Here is Where to Start From! [Archives:2001/16/Viewpoint]

April 16 2001

Last week, I felt some sort of sincerity in the new ministers. Most, but not all, ministers realized that they are being put to test and the whole nation is watching their performance. However, interestingly enough, I realized that some of them are still confused and do not know where to start. “The problems are tremendous. I can see that the burden is too heavy. The challenges are enormous here and there. Even though I have not yet settled down, I find myself opening a Pandora’s box, in the ministry’s files that include unlimited problems and troubles.” This is what one of the ministers said when I visited him at his office to congratulate him on his new post and encourage him to strive to accomplish the ‘change’ we expect from him.
I will not be surprised if I hear that many ministers have already become frustrated. They simply have too many problems to deal with, but have limited time and the clock is ticking. This is why I dedicate this column to the main question they are asking. “Where should we start from?”
I know that it is not an easy issue to deal with. It is a problem, a huge problem and I can understand the frustration of the new ministers who feel that they will be responsible if the conditions do not improve. As such they are aware that every step has to be taken extremely carefully which will make a great difference.
Before I express my own opinion about where to start, I need to explain to all the ministers that if they want to do any good, they should first of all look after the issues of the public. The people and their responses to the ministers’ actions are the ones which will decide whether they have done well or not. The people now have the impression that ministers are corrupt. Even if this is not the case, they always get the feeling that whoever comes to the post of the minister is a ‘corrupt’ individual. So, the first step is to erase this belief. There are many ways to do so. First the minister should not accept the armed guards, and the lavish cars offered by the ministry. Some may think that this is not a serious issue.
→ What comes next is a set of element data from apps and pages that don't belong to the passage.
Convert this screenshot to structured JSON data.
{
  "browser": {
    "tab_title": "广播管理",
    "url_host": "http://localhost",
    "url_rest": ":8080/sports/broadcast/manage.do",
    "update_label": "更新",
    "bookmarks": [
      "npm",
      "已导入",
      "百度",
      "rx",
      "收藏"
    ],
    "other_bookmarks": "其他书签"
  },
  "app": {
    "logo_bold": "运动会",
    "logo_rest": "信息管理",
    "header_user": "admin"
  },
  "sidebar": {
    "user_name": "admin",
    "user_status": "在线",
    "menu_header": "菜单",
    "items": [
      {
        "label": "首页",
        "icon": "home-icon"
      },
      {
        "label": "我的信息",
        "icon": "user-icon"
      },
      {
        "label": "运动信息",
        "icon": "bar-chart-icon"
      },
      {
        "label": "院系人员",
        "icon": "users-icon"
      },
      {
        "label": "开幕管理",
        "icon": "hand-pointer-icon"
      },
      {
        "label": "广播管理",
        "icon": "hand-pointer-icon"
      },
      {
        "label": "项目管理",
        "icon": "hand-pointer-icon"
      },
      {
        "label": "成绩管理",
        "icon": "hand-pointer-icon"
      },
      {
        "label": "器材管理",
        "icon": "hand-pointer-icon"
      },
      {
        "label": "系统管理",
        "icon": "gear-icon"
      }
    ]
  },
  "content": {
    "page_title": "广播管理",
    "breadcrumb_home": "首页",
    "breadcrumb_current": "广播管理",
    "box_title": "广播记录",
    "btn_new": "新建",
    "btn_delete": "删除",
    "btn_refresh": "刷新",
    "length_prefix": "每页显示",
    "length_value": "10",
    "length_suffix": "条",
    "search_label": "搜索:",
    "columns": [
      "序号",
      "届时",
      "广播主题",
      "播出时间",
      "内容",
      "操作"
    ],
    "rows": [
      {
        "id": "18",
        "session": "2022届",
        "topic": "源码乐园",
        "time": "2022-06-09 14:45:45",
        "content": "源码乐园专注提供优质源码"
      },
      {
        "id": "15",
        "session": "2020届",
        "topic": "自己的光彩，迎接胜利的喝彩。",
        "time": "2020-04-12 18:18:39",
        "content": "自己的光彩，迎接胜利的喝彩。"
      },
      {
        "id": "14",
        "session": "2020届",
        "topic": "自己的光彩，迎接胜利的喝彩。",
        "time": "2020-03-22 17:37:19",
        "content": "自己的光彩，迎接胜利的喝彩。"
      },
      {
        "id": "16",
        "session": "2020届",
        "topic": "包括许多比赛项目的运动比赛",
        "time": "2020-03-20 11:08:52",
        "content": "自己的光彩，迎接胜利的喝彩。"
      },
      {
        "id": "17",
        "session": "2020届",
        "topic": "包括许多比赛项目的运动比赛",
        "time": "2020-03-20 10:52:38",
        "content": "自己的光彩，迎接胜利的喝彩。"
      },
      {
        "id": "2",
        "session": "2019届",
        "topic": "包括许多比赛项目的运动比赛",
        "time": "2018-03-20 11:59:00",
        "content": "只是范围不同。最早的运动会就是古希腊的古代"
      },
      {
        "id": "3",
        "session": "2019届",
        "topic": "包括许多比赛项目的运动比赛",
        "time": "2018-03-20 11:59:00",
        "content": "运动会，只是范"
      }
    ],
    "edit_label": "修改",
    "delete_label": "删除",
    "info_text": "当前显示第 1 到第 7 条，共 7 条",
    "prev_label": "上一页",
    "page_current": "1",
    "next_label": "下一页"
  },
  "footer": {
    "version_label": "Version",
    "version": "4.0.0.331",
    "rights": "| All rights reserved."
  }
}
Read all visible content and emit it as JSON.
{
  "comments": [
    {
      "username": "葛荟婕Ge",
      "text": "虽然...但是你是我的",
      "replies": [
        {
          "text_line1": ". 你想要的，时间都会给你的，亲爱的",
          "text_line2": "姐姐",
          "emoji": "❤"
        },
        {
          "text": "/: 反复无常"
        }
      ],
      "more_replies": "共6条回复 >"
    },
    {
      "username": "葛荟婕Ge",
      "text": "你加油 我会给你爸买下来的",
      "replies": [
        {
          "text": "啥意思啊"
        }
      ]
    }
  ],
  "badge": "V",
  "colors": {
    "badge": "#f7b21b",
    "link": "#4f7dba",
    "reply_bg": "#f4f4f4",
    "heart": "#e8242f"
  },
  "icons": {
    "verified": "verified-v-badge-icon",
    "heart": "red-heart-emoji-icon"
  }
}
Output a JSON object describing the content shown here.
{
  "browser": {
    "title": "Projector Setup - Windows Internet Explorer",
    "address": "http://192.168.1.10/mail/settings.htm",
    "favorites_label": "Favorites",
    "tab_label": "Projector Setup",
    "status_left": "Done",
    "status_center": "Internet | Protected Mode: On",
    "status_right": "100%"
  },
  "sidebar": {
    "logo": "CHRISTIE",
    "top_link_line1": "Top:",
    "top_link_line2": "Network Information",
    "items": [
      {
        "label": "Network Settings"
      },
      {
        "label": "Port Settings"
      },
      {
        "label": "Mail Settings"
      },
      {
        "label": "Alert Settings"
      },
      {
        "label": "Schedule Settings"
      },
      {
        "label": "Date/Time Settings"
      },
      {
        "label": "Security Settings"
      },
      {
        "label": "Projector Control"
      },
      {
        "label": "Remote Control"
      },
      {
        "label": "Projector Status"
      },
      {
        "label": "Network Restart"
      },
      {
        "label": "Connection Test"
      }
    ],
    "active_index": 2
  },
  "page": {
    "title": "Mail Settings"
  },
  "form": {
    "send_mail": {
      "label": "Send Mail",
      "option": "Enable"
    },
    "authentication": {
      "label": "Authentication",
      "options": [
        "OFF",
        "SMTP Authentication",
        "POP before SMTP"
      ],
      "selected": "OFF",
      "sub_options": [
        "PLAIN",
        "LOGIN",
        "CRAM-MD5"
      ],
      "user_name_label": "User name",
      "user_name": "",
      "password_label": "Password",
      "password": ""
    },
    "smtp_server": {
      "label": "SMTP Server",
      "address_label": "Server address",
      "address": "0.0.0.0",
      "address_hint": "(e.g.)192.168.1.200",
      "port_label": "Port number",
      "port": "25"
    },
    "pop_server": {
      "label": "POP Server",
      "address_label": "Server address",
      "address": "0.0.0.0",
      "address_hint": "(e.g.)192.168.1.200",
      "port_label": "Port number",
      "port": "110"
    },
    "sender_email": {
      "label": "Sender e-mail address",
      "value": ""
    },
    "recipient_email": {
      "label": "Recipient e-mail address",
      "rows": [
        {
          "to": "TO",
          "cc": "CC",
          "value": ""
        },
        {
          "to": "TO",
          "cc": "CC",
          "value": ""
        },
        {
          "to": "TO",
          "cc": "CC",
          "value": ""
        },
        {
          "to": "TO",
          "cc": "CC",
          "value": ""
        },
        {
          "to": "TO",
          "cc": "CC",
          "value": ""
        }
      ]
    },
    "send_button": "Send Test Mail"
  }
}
But according to my experiences, and the comments Yemen Times gets from the people, I believe this should indeed be the first step. For example, If a new minister used to had a 1990 decent Mercedes before being a minister, he does not need to shift to the luxury 2001 Land Cruiser with 4 or more armed escorts. Nothing forces him to do so. He can even refuse the extra cars and escorts. This will be a major indication that he intends to be a ‘clean’ minister with humble attitudes.
The second step is to make a tour of the ministry. He should visit all departments, meet all the employees, and check the different offices in the ministry. He can then see if the employees are available or are out of the office. He should also make sure that they realize he is different from his predecessor. He should explain that he will make frequent visits to the different departments without prior notice. The next step should be to get the feedback from ordinary citizens concerned with the ministry. He should ask about the obstacles, whether bribes have become a necessary evil, whether employees treat them roughly, and how do they assess the schedule and attendance of employees, etc.
Then he should hold a meeting with the heads of the different departments and explain to them the overall strategies of the ministry in general. The main points to be explained are that the minister concerned hates corruption and corrupt employees, and will deal with them severely if he finds out about any corrupt incidents. He of course must follow his words with deeds to show that he is not joking. A few incidents and punishments should be enough to prove that he means business.
All of the above steps are easy to take and show a lot of commitment for change. However, what is more important is that all of the above steps be part of a complete plan for reform and change. Continuation is another issue. The minister must always be alert and make sure that the ones responsible in the ministry will do their job well even if he is not around. Having a few honest reporters as watch dogs is also beneficial.
I hope that these steps will be considered by our new ministers, wishing them luck in their tough and extremely challenging start.